**What you need to do:** Work out how many lines in the following entries contain the string "selected", and write only that number.
* * *
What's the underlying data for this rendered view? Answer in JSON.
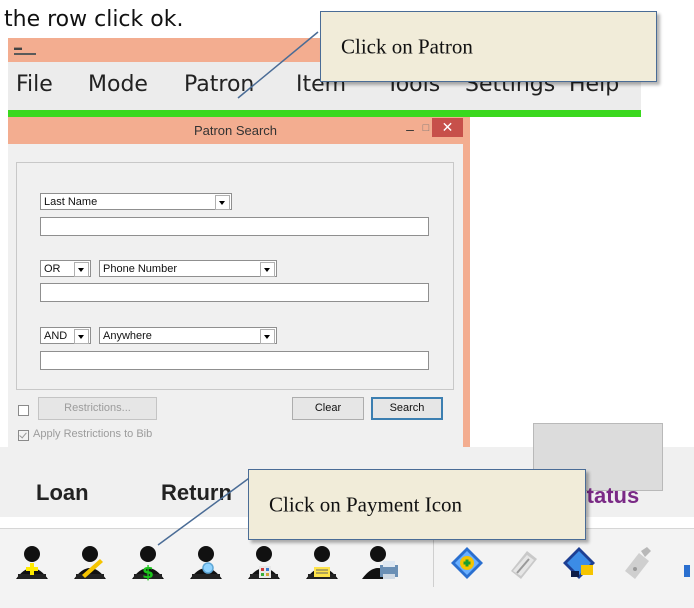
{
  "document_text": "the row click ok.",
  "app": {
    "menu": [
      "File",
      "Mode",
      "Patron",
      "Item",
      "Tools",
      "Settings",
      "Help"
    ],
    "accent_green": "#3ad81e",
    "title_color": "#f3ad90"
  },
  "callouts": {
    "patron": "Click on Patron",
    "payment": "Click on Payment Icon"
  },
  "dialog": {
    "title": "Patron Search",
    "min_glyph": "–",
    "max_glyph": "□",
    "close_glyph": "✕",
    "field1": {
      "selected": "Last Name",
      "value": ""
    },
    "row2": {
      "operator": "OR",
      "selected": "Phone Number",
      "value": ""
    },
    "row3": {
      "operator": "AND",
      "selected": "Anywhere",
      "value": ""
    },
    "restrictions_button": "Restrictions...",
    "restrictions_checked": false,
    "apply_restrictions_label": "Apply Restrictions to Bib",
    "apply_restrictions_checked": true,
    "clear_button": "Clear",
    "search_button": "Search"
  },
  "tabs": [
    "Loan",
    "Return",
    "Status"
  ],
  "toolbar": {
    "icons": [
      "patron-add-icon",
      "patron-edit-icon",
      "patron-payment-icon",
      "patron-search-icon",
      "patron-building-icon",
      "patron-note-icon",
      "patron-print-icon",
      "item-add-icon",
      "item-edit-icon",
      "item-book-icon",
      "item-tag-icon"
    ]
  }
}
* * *
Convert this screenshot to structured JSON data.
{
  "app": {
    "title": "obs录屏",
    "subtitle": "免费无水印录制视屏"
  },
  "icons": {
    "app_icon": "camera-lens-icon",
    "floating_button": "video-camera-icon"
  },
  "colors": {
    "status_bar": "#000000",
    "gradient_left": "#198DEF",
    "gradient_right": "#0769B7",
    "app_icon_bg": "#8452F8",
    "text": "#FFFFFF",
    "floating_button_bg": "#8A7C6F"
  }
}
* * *
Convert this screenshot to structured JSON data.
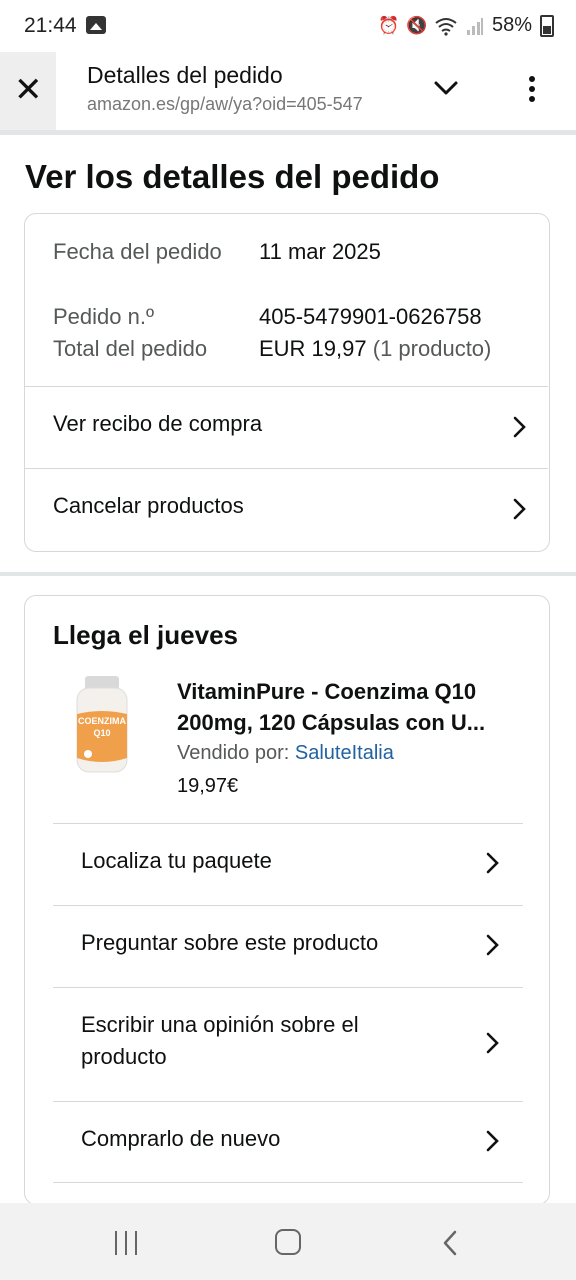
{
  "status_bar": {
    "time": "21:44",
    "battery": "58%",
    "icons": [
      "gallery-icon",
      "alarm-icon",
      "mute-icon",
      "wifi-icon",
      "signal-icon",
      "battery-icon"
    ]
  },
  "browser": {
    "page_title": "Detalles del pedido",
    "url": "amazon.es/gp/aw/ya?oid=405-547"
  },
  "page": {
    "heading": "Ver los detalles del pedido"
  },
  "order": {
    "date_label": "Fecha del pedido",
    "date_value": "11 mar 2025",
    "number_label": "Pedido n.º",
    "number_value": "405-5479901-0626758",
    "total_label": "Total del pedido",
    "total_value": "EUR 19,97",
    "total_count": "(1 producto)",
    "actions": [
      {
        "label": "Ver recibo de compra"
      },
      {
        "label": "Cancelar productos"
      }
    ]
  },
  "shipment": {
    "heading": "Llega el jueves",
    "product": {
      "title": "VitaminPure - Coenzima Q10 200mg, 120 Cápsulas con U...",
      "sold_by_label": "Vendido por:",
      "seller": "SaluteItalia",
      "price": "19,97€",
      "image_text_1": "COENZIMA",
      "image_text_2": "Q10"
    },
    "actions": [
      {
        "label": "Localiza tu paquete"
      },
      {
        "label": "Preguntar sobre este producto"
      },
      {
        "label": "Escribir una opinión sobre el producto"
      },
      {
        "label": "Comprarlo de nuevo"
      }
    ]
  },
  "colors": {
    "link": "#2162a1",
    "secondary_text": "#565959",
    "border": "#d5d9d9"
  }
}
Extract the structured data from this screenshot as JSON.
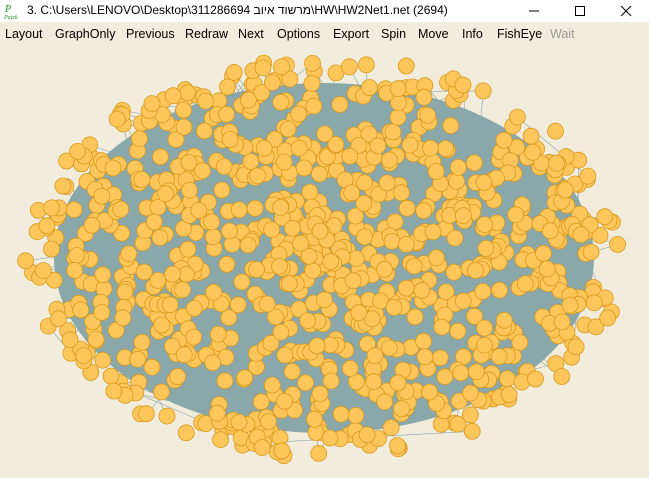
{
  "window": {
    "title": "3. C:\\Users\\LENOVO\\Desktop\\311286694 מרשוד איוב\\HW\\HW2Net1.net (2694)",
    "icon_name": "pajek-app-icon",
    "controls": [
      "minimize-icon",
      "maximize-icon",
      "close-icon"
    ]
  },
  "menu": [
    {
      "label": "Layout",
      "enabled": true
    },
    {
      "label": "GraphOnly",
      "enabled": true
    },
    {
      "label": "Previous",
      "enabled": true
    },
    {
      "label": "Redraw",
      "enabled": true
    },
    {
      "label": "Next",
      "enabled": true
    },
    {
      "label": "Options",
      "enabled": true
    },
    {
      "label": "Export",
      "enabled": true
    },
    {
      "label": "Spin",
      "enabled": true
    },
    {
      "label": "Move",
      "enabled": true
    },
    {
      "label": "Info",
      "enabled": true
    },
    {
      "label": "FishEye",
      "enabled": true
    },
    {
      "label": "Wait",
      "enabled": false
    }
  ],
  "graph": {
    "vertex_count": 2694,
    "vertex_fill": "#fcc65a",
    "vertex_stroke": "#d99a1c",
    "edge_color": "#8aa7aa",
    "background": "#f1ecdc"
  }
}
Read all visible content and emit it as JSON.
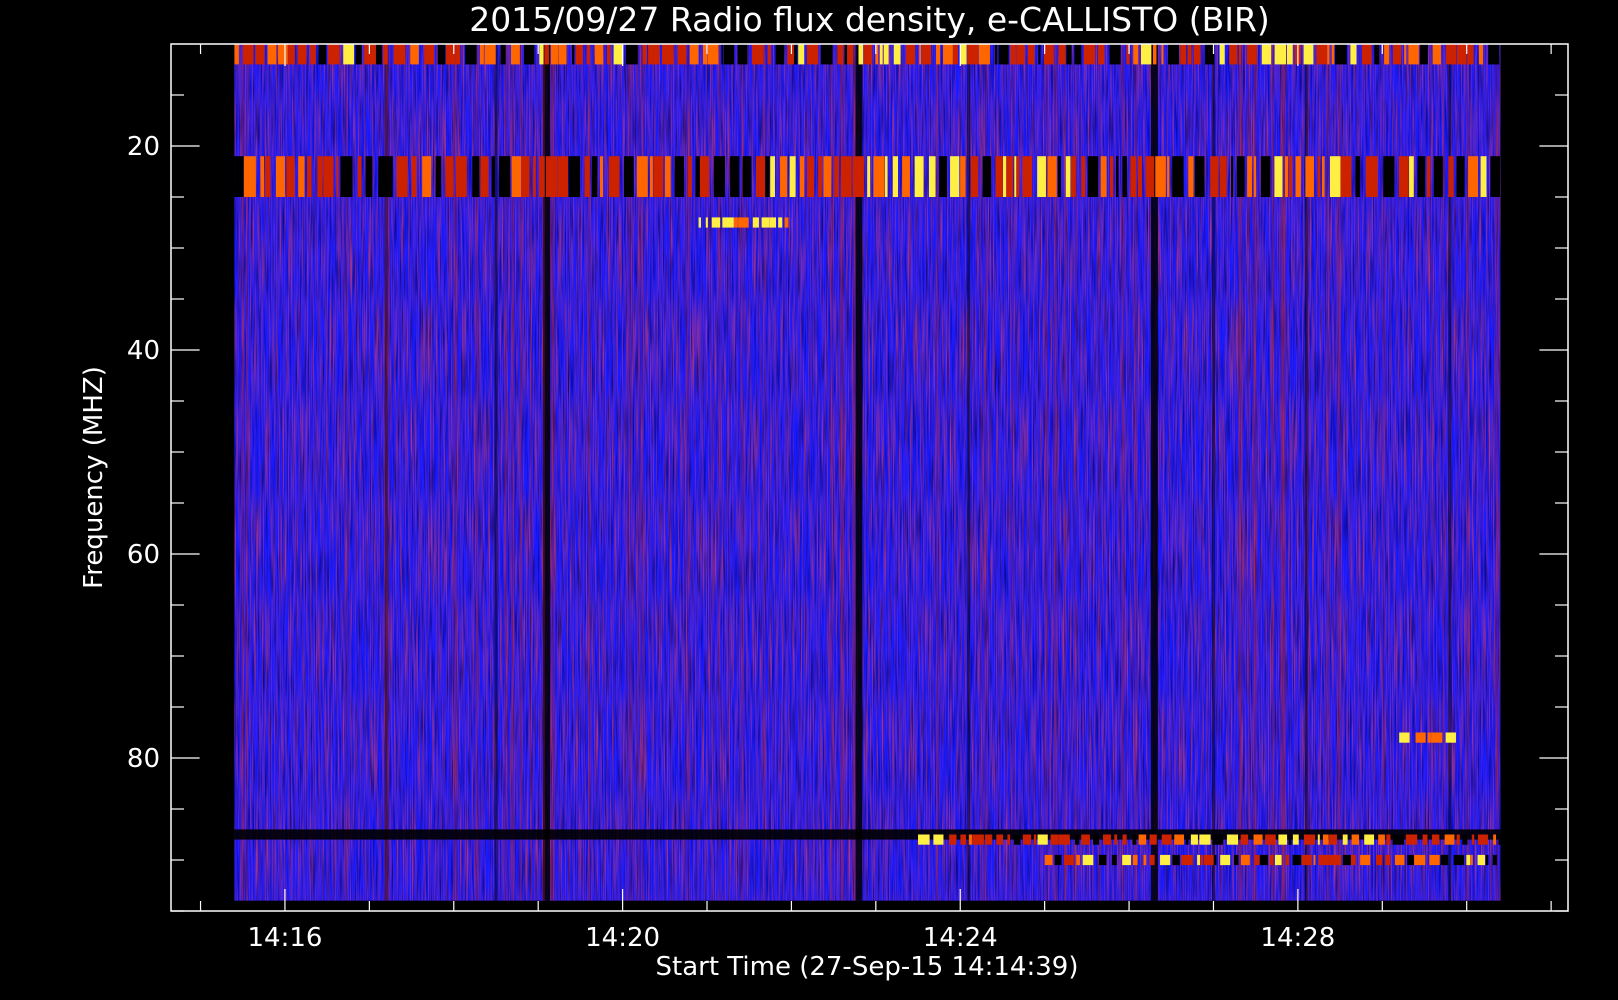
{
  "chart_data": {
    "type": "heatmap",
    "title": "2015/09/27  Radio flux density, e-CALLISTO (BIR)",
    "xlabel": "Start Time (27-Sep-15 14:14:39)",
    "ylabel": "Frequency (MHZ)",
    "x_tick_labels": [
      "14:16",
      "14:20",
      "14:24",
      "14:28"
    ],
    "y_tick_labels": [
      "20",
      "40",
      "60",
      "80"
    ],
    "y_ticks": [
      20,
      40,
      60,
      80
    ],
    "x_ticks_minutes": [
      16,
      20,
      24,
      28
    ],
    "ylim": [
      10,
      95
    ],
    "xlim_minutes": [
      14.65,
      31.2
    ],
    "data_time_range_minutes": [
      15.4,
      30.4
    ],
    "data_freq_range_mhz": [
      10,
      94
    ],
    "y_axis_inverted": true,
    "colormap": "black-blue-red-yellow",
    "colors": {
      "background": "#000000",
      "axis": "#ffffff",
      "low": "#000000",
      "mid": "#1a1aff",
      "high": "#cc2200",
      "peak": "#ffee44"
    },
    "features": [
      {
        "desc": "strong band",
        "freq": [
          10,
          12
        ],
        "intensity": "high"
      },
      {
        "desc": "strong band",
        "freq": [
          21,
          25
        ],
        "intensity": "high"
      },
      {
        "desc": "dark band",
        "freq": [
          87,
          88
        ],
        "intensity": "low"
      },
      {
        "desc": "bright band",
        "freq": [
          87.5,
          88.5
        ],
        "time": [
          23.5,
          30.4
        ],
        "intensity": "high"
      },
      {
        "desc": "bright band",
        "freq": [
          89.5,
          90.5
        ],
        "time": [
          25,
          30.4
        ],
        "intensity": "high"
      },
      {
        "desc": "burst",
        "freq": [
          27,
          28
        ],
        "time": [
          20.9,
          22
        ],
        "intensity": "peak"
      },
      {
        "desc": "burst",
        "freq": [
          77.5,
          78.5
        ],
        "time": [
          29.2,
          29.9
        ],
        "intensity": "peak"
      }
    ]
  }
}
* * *
**Expected answer:** 3